▸ **Requirement**: Only the pictures are to be left out, and the rest of the entries should be reproduced exactly.

▸ **Task data**:

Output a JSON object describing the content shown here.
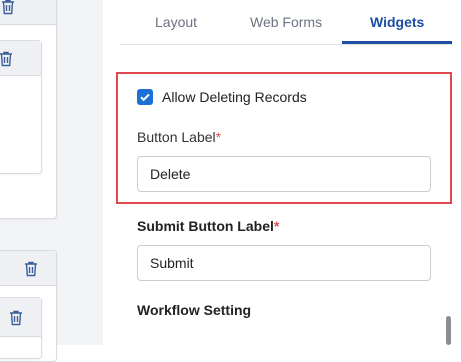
{
  "tabs": [
    {
      "label": "Layout"
    },
    {
      "label": "Web Forms"
    },
    {
      "label": "Widgets"
    }
  ],
  "active_tab": "Widgets",
  "allow_delete": {
    "checked": true,
    "label": "Allow Deleting Records"
  },
  "button_label": {
    "label": "Button Label",
    "required_mark": "*",
    "value": "Delete"
  },
  "submit_button_label": {
    "label": "Submit Button Label",
    "required_mark": "*",
    "value": "Submit"
  },
  "workflow_section": {
    "title": "Workflow Setting"
  },
  "colors": {
    "accent": "#1d4ea3",
    "checkbox": "#1d6fd8",
    "highlight_border": "#e0494f",
    "required": "#d9534f"
  },
  "icons": [
    "trash-icon",
    "check-icon"
  ]
}
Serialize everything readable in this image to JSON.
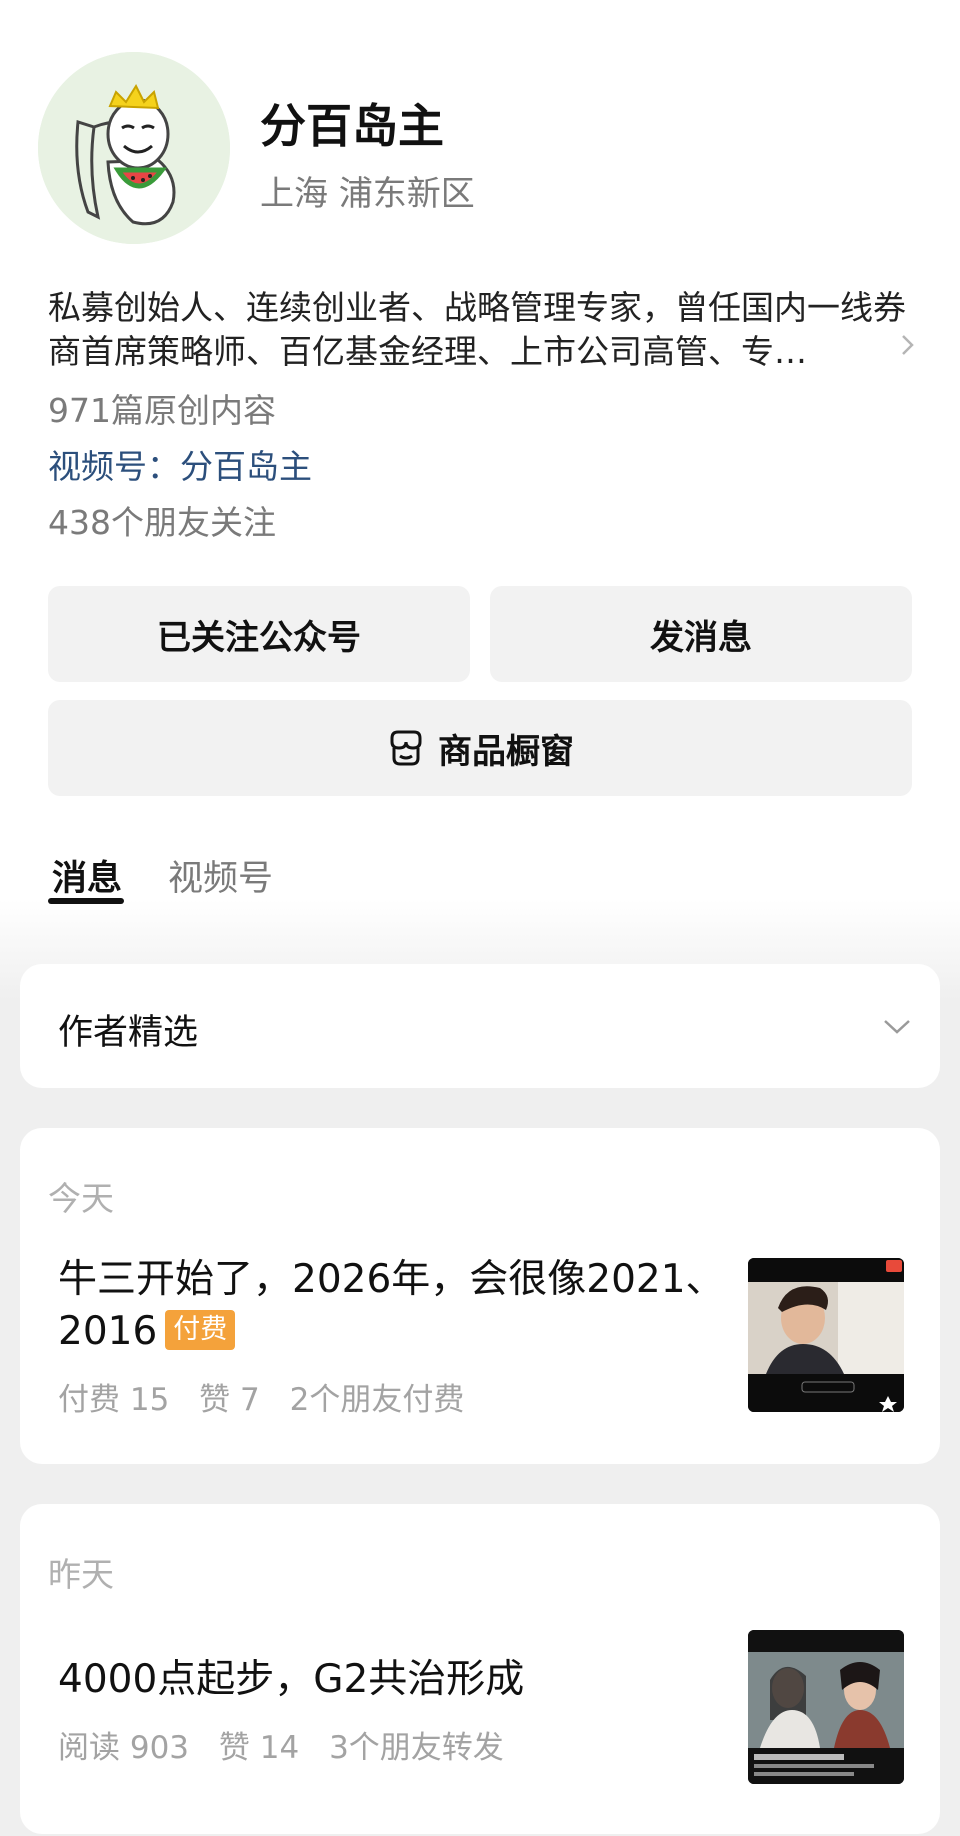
{
  "profile": {
    "name": "分百岛主",
    "location": "上海 浦东新区",
    "bio": "私募创始人、连续创业者、战略管理专家，曾任国内一线券商首席策略师、百亿基金经理、上市公司高管、专…",
    "articles": "971篇原创内容",
    "channel": "视频号：分百岛主",
    "followers": "438个朋友关注"
  },
  "actions": {
    "follow_label": "已关注公众号",
    "message_label": "发消息",
    "shop_label": "商品橱窗",
    "shop_icon": "storefront-icon"
  },
  "tabs": [
    {
      "label": "消息",
      "active": true
    },
    {
      "label": "视频号",
      "active": false
    }
  ],
  "picks": {
    "label": "作者精选",
    "icon": "chevron-down-icon"
  },
  "feed": [
    {
      "day": "今天",
      "title": "牛三开始了，2026年，会很像2021、2016",
      "tag": "付费",
      "meta": [
        "付费 15",
        "赞 7",
        "2个朋友付费"
      ]
    },
    {
      "day": "昨天",
      "title": "4000点起步，G2共治形成",
      "meta": [
        "阅读 903",
        "赞 14",
        "3个朋友转发"
      ]
    }
  ],
  "colors": {
    "accent_link": "#2c4f7c",
    "paid_tag": "#f4a23b",
    "button_bg": "#f2f2f2"
  }
}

▸ **Written solution**:
Output a JSON object describing the content shown here.
{
  "tabs": [
    {
      "label": "Layout"
    },
    {
      "label": "Web Forms"
    },
    {
      "label": "Widgets"
    }
  ],
  "active_tab": "Widgets",
  "allow_delete": {
    "checked": true,
    "label": "Allow Deleting Records"
  },
  "button_label": {
    "label": "Button Label",
    "required_mark": "*",
    "value": "Delete"
  },
  "submit_button_label": {
    "label": "Submit Button Label",
    "required_mark": "*",
    "value": "Submit"
  },
  "workflow_section": {
    "title": "Workflow Setting"
  },
  "colors": {
    "accent": "#1d4ea3",
    "checkbox": "#1d6fd8",
    "highlight_border": "#e0494f",
    "required": "#d9534f"
  },
  "icons": [
    "trash-icon",
    "check-icon"
  ]
}
Serialize everything readable in this image to JSON.
{
  "profile": {
    "name": "分百岛主",
    "location": "上海 浦东新区",
    "bio": "私募创始人、连续创业者、战略管理专家，曾任国内一线券商首席策略师、百亿基金经理、上市公司高管、专…",
    "articles": "971篇原创内容",
    "channel": "视频号：分百岛主",
    "followers": "438个朋友关注"
  },
  "actions": {
    "follow_label": "已关注公众号",
    "message_label": "发消息",
    "shop_label": "商品橱窗",
    "shop_icon": "storefront-icon"
  },
  "tabs": [
    {
      "label": "消息",
      "active": true
    },
    {
      "label": "视频号",
      "active": false
    }
  ],
  "picks": {
    "label": "作者精选",
    "icon": "chevron-down-icon"
  },
  "feed": [
    {
      "day": "今天",
      "title": "牛三开始了，2026年，会很像2021、2016",
      "tag": "付费",
      "meta": [
        "付费 15",
        "赞 7",
        "2个朋友付费"
      ]
    },
    {
      "day": "昨天",
      "title": "4000点起步，G2共治形成",
      "meta": [
        "阅读 903",
        "赞 14",
        "3个朋友转发"
      ]
    }
  ],
  "colors": {
    "accent_link": "#2c4f7c",
    "paid_tag": "#f4a23b",
    "button_bg": "#f2f2f2"
  }
}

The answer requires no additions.